3) Joel Caleb is coming to Virginia Tech to be a wide receiver, but his entire highlight film is him playing QB (popgun arm). He looks like an outstanding athlete with great straight ahead speed. He isn't very shifty, but he has what looks like a top speed and then an extra burst. Watching him run a QB zone-read looks just like DJ Coles running a WR screen. Their body types are identical, and Caleb is defintely faster and more elusive. I could see him returning kicks right away, and even playing some Wildcat QB after Logan Thomas departs. Unlike Blue, when you watch the film you know who you are supposed to be watching without an arrow.
I have no idea if he can catch or tackle (no film of him doing either), but I guess the Hokie staff thinks they will be weaker when Coles, Roberts, and Davis leave than they will be in the defensive secondary. The kid defintely has five star tools. Can he pick up the nuance of the receiver position (route running, timing, catching the ball at the highest point, site adjustments?) The Hokie coaching staff doesn't have the best track record of making talented athletes better as receivers, so let's keep our fingers crossed. He has the ability to be a star wherever they put him, but can they polish his game? I'd love to see him as a ballhawking rover if he can tackle.
4) I had the opportunity to see Ken Ekanem play against Hayfield this year, and I have been able to watch a lot of film. He is a tweener OLB/DE who will defintely be an end in the Hokie system. Ekanem moves all over the field, and has an explosive first step. He has great shoulder lean (the ability to use the edge of the shoulder pad as a fulcrum point to change your passrush angle and turn into the QB without being pushed too far upfield. He plays with decent pad level and reminds me of a more explosive JR Collins. He also could play tight end in a pitch and is probably right now a more polished receiving tight end than any returning Hokie.
What does he need to work on? There are two holes I see. One, in person, he looked like he didn't have a really great motor. He worked his tail off on the pass rush and one playside runs, but when the play went away from him, he didn't work really hard to get across. My other concern is his hand play. He used his speed and shoulders to get off blocks and pass rush. He keeps his hands low instead of using them to shed blockers. That won't work against top level competition (Stephen Friday never did learn how to use his hands to shed a block.) Still the Hokie staff doesn't need Ekanem to step in right away, so hopefully both he and Jarontay Jones/Woody Baron can develop and be devestating bookends down the road.
5) Oh Matty Ports.
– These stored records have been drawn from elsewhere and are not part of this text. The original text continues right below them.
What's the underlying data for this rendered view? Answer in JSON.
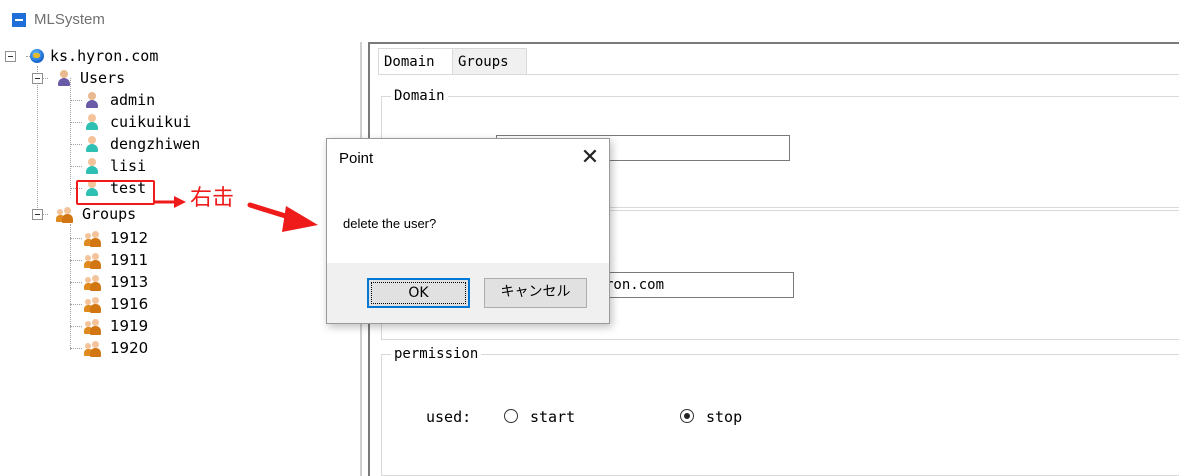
{
  "window": {
    "title": "MLSystem",
    "icon": "app-window-icon"
  },
  "tree": {
    "root": {
      "label": "ks.hyron.com",
      "icon": "globe-icon"
    },
    "users": {
      "label": "Users",
      "icon": "users-folder-icon",
      "items": [
        {
          "label": "admin",
          "icon": "admin-user-icon"
        },
        {
          "label": "cuikuikui",
          "icon": "user-icon"
        },
        {
          "label": "dengzhiwen",
          "icon": "user-icon"
        },
        {
          "label": "lisi",
          "icon": "user-icon"
        },
        {
          "label": "test",
          "icon": "user-icon"
        }
      ]
    },
    "groups": {
      "label": "Groups",
      "icon": "group-icon",
      "items": [
        {
          "label": "1912"
        },
        {
          "label": "1911"
        },
        {
          "label": "1913"
        },
        {
          "label": "1916"
        },
        {
          "label": "1919"
        },
        {
          "label": "1920"
        }
      ]
    }
  },
  "annotation": {
    "text": "右击",
    "color": "#ef1b1b"
  },
  "tabs": [
    {
      "label": "Domain",
      "active": true
    },
    {
      "label": "Groups",
      "active": false
    }
  ],
  "panel": {
    "domain_group": {
      "legend": "Domain"
    },
    "field1": {
      "value": ""
    },
    "field2": {
      "value": "ron.com"
    },
    "permission_group": {
      "legend": "permission",
      "used_label": "used:",
      "options": [
        {
          "label": "start",
          "checked": false
        },
        {
          "label": "stop",
          "checked": true
        }
      ]
    }
  },
  "dialog": {
    "title": "Point",
    "close_glyph": "✕",
    "message": "delete the user?",
    "ok_label": "OK",
    "cancel_label": "キャンセル"
  }
}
Unethical, unsubstantiated reporting only serves to kill your own aspirations. Silly goose.